“That video became a turning point that resonated with people,” he told Retail Brew. Straws would go on to become a rallying cry for sustainability and a symbol of corporate “activism.”
Remember when? The year is 2018. Your Facebook newsfeed serves up a devastating video of a sea turtle with a plastic straw puncturing its nose. The internet voices are telling you to cut your straws into small pieces before recycling them. (You’re confused by this roundabout solution, but sure.) Celebrities join the #StopSucking campaign against single-use straws. People start touting the benefits of metal sippers, cities pass plastic bans, and Starbucks rolls out new “sippy cup” tops.
But with all the fundamental changes needed to make the food and beverage industry truly sustainable, why straws?
“It was something that caught people’s attention, and from a retailer or restaurant point of view, it was easy to make that change,” Kearney Consumer Institute Lead Katie Thomas told Retail Brew.
- Giants like Disney, American Airlines, Hilton, Hyatt, and Marriott International quickly promised to ban (or “limit”) plastic straws.

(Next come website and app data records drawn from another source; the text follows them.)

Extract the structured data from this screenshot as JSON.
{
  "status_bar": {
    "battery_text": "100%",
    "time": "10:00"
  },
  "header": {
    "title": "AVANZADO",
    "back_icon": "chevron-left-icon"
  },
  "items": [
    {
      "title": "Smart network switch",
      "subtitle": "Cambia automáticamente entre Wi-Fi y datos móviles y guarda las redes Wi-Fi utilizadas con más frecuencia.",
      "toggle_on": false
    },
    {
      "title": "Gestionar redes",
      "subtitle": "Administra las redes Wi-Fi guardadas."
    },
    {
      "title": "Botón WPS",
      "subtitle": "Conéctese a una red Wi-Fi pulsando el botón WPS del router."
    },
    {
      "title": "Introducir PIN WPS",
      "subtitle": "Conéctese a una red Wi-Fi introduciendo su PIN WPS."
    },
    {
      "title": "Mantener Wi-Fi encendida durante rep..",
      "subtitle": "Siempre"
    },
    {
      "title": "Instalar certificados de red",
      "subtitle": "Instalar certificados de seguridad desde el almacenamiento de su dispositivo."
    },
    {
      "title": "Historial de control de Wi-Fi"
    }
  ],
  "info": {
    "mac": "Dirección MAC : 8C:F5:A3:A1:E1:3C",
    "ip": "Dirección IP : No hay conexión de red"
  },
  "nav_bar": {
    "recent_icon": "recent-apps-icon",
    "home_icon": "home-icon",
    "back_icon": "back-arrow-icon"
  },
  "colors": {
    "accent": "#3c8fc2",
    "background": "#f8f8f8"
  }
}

- Meanwhile, a portion of Starbucks’s $1 billion Sustainability Bond went to replacing plastic straws with “greener” (but still plastic) cups.
- Borg’s company sold more than a million steel straws by 2019.
“Straws are, in the grand scheme of plastic pollution, a drop in the bucket,” Borg admitted. “But it’s low-hanging fruit.” An estimated 8.8 million tons of plastic spill into the oceans every year. Straw bans have hardly made a dent.
Slipped up: Yet, just as fast as our paper straws turned soggy, the “movement” became a fad. By 2019, metal straws were deemed a “fatal” hazard (plus: hard to clean, inconvenient, and inconsequential). Thomas put it bluntly: “What you’re seeing now is the death of metal straws.”
“The reason these things don’t stick is precisely because…consumers don’t want to have a less functional product,” she said. “There’s a threshold.”
That’s one reusable lesson for the new crop of sustainable straw startups.
The last straw?
Competition is fierce in the reusable straw space. Some companies are betting on materials like bamboo, hay, and sugarcane to replace plastic suckers. SoFi Paper Products, on the other hand, wants to fix the flimsy paper straw.
Paper is behind the fastest-growing segment of the global reusable straw market, per DataM Intelligence. The paper straw market is predicted to hit $1.6+ billion by 2024, up from $585 million in 2019.
Meanwhile, the global plastic straw market, estimated at $11.3 billion in 2019, will fall to a market value of $3+ billion by 2027.